Two cases that were high profile in 20th century St. Louis history were that of Bobby Williams and J.B. Johnson. Both of their cases are recorded in the archived papers of Dan Bolef, a professor and activist at Washington University in the 1960s and 1970s.
Bobby Williams was a leader of the United Front, a black liberation organization. He received death threats for his anti-poverty work in black communities, and so he legally bought two guns to protect himself and his family. In 1971 Bobby was arrested under the charges of “filling out the gun application incorrectly.” He was convicted three times in court by all-white juries, and was sent to Federal Prison.
J.B. Johnson was arrested in 1970 under false pretenses. During a jewelry store hold-up in University City, one of the perpetrators ran away and escaped. The police apprehended Johnson, a bystander who was not involved. The jewelry store owner could not identify Johnson, but he was convicted by an all-white jury anyway.
(Image: Flyer explaining J. B. Johnson’s case and asking for support, from the Papers of Dan Bolef)
These two cases also became rallying points for communities in St. Louis, who formed the National Committee to Free Bobby Williams and the Committee to Defend J.B. Johnson. Below is a press release from the St. Louis Alliance Against Racist & Political Repression, listing names and ages of people “killed, victimized or brutalized by the St. Louis Police Department” in 1976.
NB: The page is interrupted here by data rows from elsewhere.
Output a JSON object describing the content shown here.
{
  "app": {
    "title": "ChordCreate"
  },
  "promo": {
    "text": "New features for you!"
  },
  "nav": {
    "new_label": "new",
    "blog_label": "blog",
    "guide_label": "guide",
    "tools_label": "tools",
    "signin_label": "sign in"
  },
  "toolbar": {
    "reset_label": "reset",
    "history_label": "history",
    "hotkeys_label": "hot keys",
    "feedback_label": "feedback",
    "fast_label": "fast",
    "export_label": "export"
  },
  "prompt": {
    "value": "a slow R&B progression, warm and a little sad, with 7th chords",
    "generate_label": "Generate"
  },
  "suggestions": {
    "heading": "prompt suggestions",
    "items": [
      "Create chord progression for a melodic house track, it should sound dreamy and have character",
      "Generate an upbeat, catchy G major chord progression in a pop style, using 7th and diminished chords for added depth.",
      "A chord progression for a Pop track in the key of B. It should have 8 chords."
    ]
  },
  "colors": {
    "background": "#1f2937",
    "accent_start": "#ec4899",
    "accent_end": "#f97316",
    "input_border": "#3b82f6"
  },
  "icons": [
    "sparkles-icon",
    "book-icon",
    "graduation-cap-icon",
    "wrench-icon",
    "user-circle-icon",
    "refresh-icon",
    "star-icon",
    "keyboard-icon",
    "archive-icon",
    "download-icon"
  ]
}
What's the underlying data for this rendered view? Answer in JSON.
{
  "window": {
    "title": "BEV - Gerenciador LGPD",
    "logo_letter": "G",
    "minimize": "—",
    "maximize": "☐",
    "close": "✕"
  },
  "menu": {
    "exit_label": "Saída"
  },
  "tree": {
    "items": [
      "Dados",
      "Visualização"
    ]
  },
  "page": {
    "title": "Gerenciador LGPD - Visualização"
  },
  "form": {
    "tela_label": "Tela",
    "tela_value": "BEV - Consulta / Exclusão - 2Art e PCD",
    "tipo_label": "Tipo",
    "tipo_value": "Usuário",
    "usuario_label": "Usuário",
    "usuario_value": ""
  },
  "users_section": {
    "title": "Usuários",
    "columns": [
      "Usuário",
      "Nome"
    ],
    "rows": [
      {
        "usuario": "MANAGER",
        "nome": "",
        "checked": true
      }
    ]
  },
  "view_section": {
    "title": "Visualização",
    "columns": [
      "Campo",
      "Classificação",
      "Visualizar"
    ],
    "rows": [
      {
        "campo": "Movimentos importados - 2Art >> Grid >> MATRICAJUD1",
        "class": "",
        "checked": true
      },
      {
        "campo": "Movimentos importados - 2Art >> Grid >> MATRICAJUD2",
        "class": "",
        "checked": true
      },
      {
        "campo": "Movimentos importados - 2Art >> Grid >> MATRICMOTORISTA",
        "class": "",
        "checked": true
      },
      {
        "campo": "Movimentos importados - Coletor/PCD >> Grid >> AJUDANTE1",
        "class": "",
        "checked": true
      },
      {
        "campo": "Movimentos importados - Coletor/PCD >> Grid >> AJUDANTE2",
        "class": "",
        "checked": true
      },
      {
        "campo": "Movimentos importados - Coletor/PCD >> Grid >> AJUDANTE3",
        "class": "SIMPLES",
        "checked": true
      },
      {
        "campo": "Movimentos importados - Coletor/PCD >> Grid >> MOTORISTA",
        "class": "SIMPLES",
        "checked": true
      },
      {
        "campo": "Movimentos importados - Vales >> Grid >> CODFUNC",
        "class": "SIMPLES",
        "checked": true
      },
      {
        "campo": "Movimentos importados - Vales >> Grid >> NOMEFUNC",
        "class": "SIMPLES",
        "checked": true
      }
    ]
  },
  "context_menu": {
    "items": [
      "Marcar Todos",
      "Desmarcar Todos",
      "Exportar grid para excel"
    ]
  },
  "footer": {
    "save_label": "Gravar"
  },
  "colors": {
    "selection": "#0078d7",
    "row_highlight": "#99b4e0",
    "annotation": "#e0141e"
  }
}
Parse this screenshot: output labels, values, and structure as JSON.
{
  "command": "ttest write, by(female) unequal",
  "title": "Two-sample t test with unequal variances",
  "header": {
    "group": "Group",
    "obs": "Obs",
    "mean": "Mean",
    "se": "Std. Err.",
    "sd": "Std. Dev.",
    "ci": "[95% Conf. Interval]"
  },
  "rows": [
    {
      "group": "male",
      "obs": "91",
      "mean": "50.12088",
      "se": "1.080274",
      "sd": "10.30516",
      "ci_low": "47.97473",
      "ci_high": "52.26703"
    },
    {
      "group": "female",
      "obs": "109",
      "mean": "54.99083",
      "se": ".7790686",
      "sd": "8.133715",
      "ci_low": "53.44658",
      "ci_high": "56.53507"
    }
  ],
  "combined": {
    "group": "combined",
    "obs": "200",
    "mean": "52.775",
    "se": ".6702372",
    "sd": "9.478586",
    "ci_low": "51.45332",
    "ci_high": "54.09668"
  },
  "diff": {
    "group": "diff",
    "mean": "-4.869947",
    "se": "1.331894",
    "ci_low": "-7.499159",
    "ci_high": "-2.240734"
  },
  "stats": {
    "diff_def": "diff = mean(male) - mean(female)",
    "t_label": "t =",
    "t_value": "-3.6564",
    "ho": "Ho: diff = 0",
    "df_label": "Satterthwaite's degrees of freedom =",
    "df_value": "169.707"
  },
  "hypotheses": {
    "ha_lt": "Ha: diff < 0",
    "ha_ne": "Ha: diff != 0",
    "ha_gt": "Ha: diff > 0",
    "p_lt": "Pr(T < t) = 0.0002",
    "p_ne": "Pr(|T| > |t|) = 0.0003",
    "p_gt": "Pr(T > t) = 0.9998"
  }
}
Dan Bolef’s papers are available to researchers at University Archives. To review a list of his files see: http://lib-lslv133.wulib.wustl.edu/?p=collections/controlcard&id=453
The Documenting Ferguson project, hosted by the Washington University Libraries, also looks to collect and preserve the digital history of current events. Learn more at: http://digital.wustl.edu/ferguson/index.html